It is largely known that the Arab spring which ousted dictatorial regimes from power was “Tweeted”. How continuous streams of 140 plus characters and informal communication on social media platforms such as Facebook were remarkably efficient at bringing down strong men from power continues to baffle historians.
It’s no accident that the revolutions in north Africa were largely aided by digital platforms such as Twitter and Facebook. Facebook currently has over 100 millions users in Africa with Egypt topping the list having over 13 millions on the giant social network. The site comes either first or second after Google in most African countries which is representative of the website’s popularity on the continent.
A study carried by Portland Communications and Tweetminster dubbed “How Africa Tweets” that analysed over 11.5 million geo-tagged tweets
from Africa showed that 81% of those that used the service used it for social conversations. So it’s therefore baffling that these informal interactions can be and were used to organize more serious things such as political revolutions.
Have a Facebook account? You are a scribe
The social environment and “friction-less” publishing platforms that new digital media has provided to Africa has challenged the age-old stereotype that “Africans don’t read [and write]”. These micro-blogging platforms are reservoirs of unfiltered thoughts of millions of Africans who regularly post about current events, news, culture and just about everything else that they see happen in their communities — in effect reporting and recording their history often in real time. Social media has indeed turned everyone into a scribe or a historian — even though unknowingly — thanks to an influx of affordable smartphones and data rates.

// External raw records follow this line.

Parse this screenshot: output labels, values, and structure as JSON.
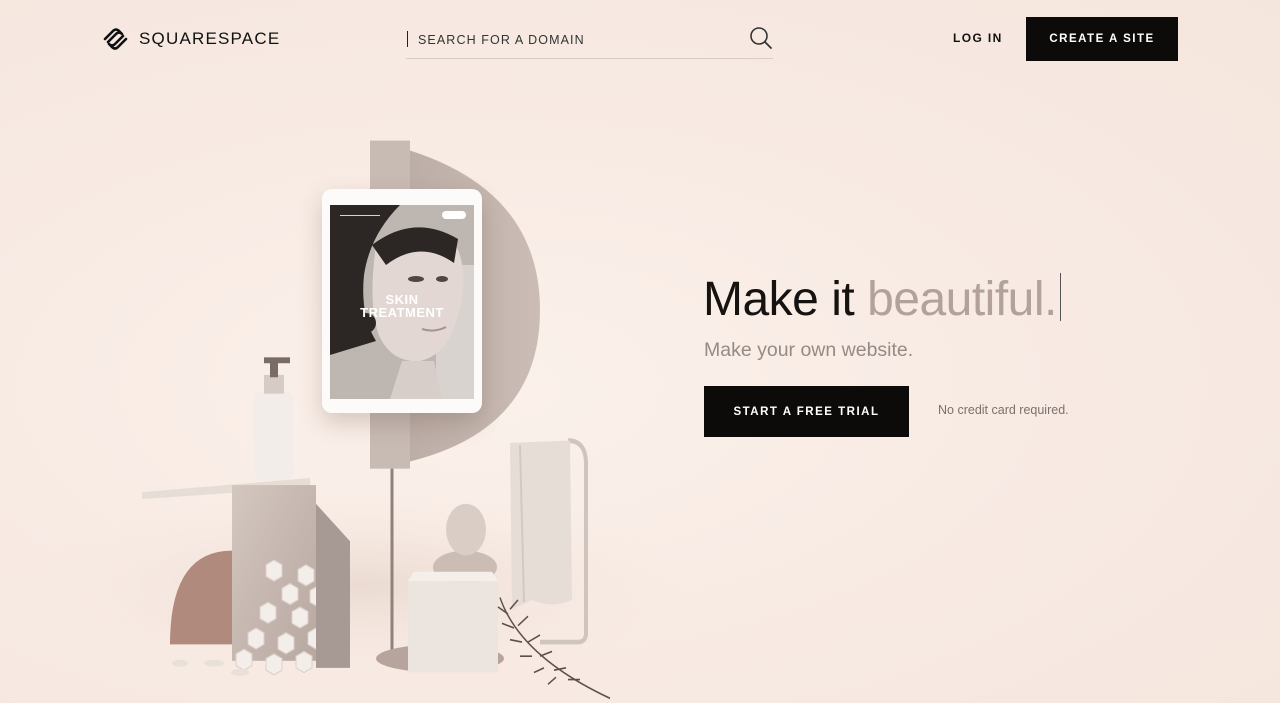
{
  "brand": {
    "name": "SQUARESPACE"
  },
  "header": {
    "search_placeholder": "SEARCH FOR A DOMAIN",
    "login_label": "LOG IN",
    "create_label": "CREATE A SITE"
  },
  "hero": {
    "headline_dark": "Make it",
    "headline_light": "beautiful.",
    "subheading": "Make your own website.",
    "cta_label": "START A FREE TRIAL",
    "cta_note": "No credit card required."
  },
  "tablet": {
    "screen_line1": "SKIN",
    "screen_line2": "TREATMENT"
  },
  "colors": {
    "background": "#f8ebe3",
    "button": "#0d0b0a",
    "headline_accent": "#b3a29b"
  }
}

Today much of our modern history, from the Arab spring to protests to civil unrests and elections are tweeted-away by hundreds of thousands or millions of users with their smartphones.
Disappearing history on social media
However, a new study by Hany SalahEldeen and Michael L Nelson, two computer scientists at Old Dominion University seems to suggest the contrary. The research titled “Losing My Revolution: How Many Resources Shared on Social Media Have Been Lost?” discovered that the world loses approximately 0.02 percent of its culturally-significant information shared via social media.
The paper published by the researchers took six seminal news events from the last few years – the H1N1 virus outbreak, Michael Jackson’s death, the Iranian elections and protests, Barack Obama’s Nobel Peace Prize, the Egyptian revolution, and the Syrian uprising. The researchers as the BCC writes then analyzed whether resourced (links, images, tweets etc) linked to by these tweets were still available, archived or nolonger existed. They found out that one year later, on average, about 11% of the online content referenced by social media had been lost and just 20% archived. More so, after two and a half years, 27% had been lost and 41% archived.
These resources might have vanished simply because the sources either shutdown, migrated to another domain, or got archived and require special permissions to access.
In otherwords, as MIT’s Technology review puts it “our history, as recorded by social media, is slowly leaking away.”
Show me the cash and get the data
Because of vast amounts of data that’s being published on social media platforms, their owners archive it away and make it terribly difficult to search. I mean try searching for tweets you made last year for instance. These platforms are intentionally (or not) poor at information management. Facebook last week finally released a feature that enables users to search within posts that they already created. While I could get some relevant results when I tried it out, the feature is still far from perfection.
Now if you need a whole host of serious data locked up behind walled gardens of these digital giants, you have to cough some cash. Third party Twitter search and analytics companies such as Gnip and Datasift exist that give you access to archived social media data at a fee.
If Africans are reporting and writing about their history with digital platforms that will require more ardent future historians to remit huge amounts of cash so as to understand 21st century events, then it will be quite a challenge for future generations to study our history.